We, however, are here to drink the house-infused stuff. You may have gotten the idea—what with recent atrocities regarding vodkas flavored to taste of whipped cream and peanut butter and shopping-mall cinnamon buns—that infused vodkas are relatively new and very often gross, but distillers have been at it since the 1400s, and there is nobility in the tradition. Ordering in Russian, Shteyngart gets us a 7-ounce carafe of the horseradish and a few bites to eat.
The vodka arrives. He pours it but does not drink. “We’re gonna wait for some toasts.” The booze cannot go into his mouth until a proper salute has flowed from his heart—and the drinks cannot go down the hatch until the barman puts out our food, our zakuski: “that which you follow the vodka with.” The most important part of Russian drinking is Russian eating. A zakuska is a sine qua non, with an exception allowed for very tough economic times, when it’s acceptable to chase the vodka with a sniff of your own overcoat.
While we wait, we talk about politics, about the totally insane role vodka has played in Russian history. Stalin used it as a truth serum and a torture device. Gorbachev assured himself the displeasure of the people by undertaking a temperance campaign as his first official act. Peter the Great really liked to party. According to a new book titled Vodka Politics, Peter’s travesty of a court—a group he dubbed the Drunken Council of Fools and Jesters—commonly enjoyed noontime luncheons at which everyone got wasted before the soup course and stayed that way for three or four days. Gary thinks that Dan Savage’s boycott of Russian vodka (on the grounds of Putin’s anti-gay measures) is a nice symbolic gesture that won’t change a thing: “If you could boycott natural gas, now that would be something.”
The kitchen is slow—“Now I’m really dying to drink this”—and while we wait, Gary scrolls through the photos on his phone. These are mostly pictures of his 3-month-old kid, and we chat about our sons while he searches for a photo of himself sloppily embracing an old friend after a recent vodka night. The image illustrates his memoir’s hairy intimacy—“the kind of candor you get at 5 in the morning after two bottles of vodka have been drunk by two men. You just open up. Don’t try this at home.”
The zakuski arrive and he raises a toast: “To all socialists everywhere and also de Blasio.” We eat meat dumplings and pickled mushrooms and herring under the coat, which involves fish smothered in sour cream and je ne sais quoi: “It’s one of the sadder things, but I love it,” he says, and then he raises a glass to the fish: “Here’s to herring … It’s really kept Russia going all these years.”
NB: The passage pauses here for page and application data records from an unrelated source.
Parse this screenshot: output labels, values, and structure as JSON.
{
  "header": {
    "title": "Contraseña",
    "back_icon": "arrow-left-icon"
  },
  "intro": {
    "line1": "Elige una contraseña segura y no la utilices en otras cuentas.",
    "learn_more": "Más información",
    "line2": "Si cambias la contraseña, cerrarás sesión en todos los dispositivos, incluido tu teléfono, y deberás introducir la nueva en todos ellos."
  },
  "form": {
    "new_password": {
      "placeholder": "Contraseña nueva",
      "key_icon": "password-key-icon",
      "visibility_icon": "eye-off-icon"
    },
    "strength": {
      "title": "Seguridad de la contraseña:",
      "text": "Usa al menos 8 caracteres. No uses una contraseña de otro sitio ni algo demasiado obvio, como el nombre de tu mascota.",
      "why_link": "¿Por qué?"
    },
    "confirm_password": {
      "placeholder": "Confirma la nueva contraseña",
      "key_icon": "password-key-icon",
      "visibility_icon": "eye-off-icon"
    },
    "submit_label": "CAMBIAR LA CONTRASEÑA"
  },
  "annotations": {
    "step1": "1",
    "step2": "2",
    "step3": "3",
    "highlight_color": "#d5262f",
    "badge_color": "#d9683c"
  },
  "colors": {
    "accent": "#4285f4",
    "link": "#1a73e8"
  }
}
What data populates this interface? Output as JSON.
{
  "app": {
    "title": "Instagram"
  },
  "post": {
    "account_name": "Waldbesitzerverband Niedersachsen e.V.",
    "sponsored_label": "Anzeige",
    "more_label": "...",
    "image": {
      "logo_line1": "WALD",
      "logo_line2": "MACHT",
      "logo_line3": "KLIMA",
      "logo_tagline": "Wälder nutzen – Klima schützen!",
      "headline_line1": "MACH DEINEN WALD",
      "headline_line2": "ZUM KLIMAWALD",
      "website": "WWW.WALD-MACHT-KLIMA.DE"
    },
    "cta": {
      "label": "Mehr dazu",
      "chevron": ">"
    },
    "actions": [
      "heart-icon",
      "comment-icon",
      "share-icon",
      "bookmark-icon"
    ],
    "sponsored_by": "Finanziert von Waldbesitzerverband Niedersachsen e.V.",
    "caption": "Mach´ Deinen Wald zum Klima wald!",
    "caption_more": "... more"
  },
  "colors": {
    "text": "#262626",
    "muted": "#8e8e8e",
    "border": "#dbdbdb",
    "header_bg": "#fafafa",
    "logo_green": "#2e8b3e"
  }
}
I didn’t know we were going to keep going with the toasts. “Endless toasts,” he says. “It’s so annoying, but it has to be done.”
Getting in on the toasting action, I lift my glass: “To the good health of your son—”
“To Johnny and to Felix,” he interrupts. “May they get into Saint Ann’s or whatever the hell.”
We settle the tab. He notes with pleasure the lesbian couple beside us as a happy affront to Putin—“Take that, Sochi”—and crosses 52nd Street and into an earlier phase of life. We head into the Russian Samovar. “I haven’t been back in years.”